This is a guest post from Ashley Aptt, Account Director at 3Q Digital.
If you’re an advertiser and you’ve ever wondered why conversion metrics are different in AdWords and Facebook versus Google Analytics, you’re not alone. As a user goes through the purchase process, it’s likely that they’ll interact with the same brand numerous times before converting. Assuming there are no tracking issues on your site, these reporting differences can be summed up in one word: attribution.
What Is Attribution?
Attribution is the science of understanding which media campaigns are driving conversions for your business. It’s very common to see data discrepancies in Google Analytics compared to media platforms, and it all boils down to differences in attribution models.
Here’s a common path a customer may take along the purchase journey with one company. We’ll return to this scenario throughout the rest of this article.
- Day 1: The user starts their search and clicks an AdWords ad
- Day 2: The user sees a Facebook ad and clicks it
- Day 2: The user clicks another AdWords ad
- Day 3: The user later converts on a Google organic listing
In the use case above, Google Analytics would assign conversion credit to the Google organic listing, Google AdWords would take credit for the conversion, and Facebook would also take credit for the conversion. As you can see, both AdWords and Facebook take credit, but Google Analytics only considers the organic listing.

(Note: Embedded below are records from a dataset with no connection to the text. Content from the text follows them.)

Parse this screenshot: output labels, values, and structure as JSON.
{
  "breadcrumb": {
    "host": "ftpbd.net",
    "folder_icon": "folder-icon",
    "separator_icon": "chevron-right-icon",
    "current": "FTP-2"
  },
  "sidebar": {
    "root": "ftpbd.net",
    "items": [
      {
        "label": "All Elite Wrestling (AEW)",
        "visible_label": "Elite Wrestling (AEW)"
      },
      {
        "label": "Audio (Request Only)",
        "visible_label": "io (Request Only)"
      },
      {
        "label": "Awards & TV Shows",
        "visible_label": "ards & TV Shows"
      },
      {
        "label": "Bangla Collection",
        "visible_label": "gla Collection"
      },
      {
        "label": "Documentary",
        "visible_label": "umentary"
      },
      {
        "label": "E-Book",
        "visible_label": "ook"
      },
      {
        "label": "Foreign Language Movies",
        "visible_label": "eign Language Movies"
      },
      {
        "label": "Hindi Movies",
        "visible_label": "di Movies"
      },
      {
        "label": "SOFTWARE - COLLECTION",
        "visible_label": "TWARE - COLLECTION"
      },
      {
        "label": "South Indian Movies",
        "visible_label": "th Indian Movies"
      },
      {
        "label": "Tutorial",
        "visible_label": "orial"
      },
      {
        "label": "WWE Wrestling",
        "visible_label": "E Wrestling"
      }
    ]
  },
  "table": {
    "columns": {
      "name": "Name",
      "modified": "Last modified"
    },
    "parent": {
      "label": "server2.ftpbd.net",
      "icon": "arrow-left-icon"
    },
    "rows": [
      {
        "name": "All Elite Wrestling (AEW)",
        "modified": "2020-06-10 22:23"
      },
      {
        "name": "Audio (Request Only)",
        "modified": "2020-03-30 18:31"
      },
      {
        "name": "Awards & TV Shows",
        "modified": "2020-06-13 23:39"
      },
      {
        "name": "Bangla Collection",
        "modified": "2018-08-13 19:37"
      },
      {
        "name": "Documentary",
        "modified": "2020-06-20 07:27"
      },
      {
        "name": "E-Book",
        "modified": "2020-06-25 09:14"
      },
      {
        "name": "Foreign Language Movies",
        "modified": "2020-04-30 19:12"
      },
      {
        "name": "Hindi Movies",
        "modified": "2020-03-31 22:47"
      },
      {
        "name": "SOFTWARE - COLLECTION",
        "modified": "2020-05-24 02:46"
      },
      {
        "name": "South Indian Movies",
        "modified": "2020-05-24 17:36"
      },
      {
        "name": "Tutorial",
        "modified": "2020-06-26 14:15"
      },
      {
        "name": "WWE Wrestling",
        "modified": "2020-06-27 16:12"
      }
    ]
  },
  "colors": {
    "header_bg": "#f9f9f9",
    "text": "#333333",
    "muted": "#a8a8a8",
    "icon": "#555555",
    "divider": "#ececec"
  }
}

Let’s dive into the attribution differences between these platforms in greater detail.
Understanding the Google Analytics Attribution Model
Many platforms use a last-click attribution model. This means that the last ad or keyword that led to a conversion gets credit. Google AdWords, for example, uses a last-click attribution model (by default). So, when a user clicks two paid search ads, AdWords assigns conversion credit to the last ad that was clicked before the conversion event occurred.
Google Analytics also uses a last-click attribution model. But an important differentiator is that Google Analytics takes all channels into account. So, in the scenario above, even though Google AdWords is applying conversion credit to the last AdWords ad that was clicked, Google Analytics isn’t giving Google AdWords any credit for this conversion. Google Analytics attributes all conversion credit to the Google organic listing. This is a key difference in understanding why Google Analytics conversion data can differ greatly compared to media platforms.
How Does Time Impact Conversion Data Discrepancies?
Another key differentiator in how Google Analytics records conversions in comparison to many media platforms is that Google Analytics assigns conversion credit on the day of the conversion, whereas media platforms typically assign conversion credit on the day of the click.
Again, looking at the example above, Google Analytics records the conversion on Day 3 (the day of the purchase). Conversely, Facebook and AdWords retroactively assign conversion back to
Day 2 (the day each of these platforms received their last click).
Depending on your business, this difference can be meaningful, especially if your purchase cycle is longer or if you have an event that drives a lot of conversions on a given day.
More Ways Facebook Attribution Is Different from Google Analytics
In addition to the differences with last-click models and the timing of conversion reporting, a few additional elements make Facebook conversion tracking unique.
First, Facebook can track impression-based conversions. The default attribution window for Facebook is 28 days post-click and one day post-view. This means that Facebook counts a conversion even if a user never clicked a Facebook ad. This is a huge difference in reporting, because Google Analytics doesn’t have the ability to track impression-based conversions.
There are several reasons why conversion data in Google Analytics doesn’t match conversion data that media platforms provide. Neither method is right or wrong, but it’s important to understand what the attribution differences are, because these differences can cause a huge discrepancy in the data that you see reported in each platform, especially in Facebook.
If you don’t feel comfortable using Google Analytics data as the point of truth because it greatly under-values Facebook, but you also don’t like to use the Facebook data because it’s too lenient with the conversion data it records, then using a multi-touch attribution platform is likely your best option. Multi-touch attribution platforms can look at the various touchpoints in a user’s purchaser cycle and determine a better way to assign conversion credit to each platform.
Want one place to track all your channel activity, including every touchpoint that led to a conversion? This is where Marin TruePath comes in—a lightweight, cross-device, cross-channel measurement solution. TruePath delivers user journey reports that properly attribute revenue to all touchpoints—including search, social, display, organic traffic, and more. To learn about TruePath, contact Marin today.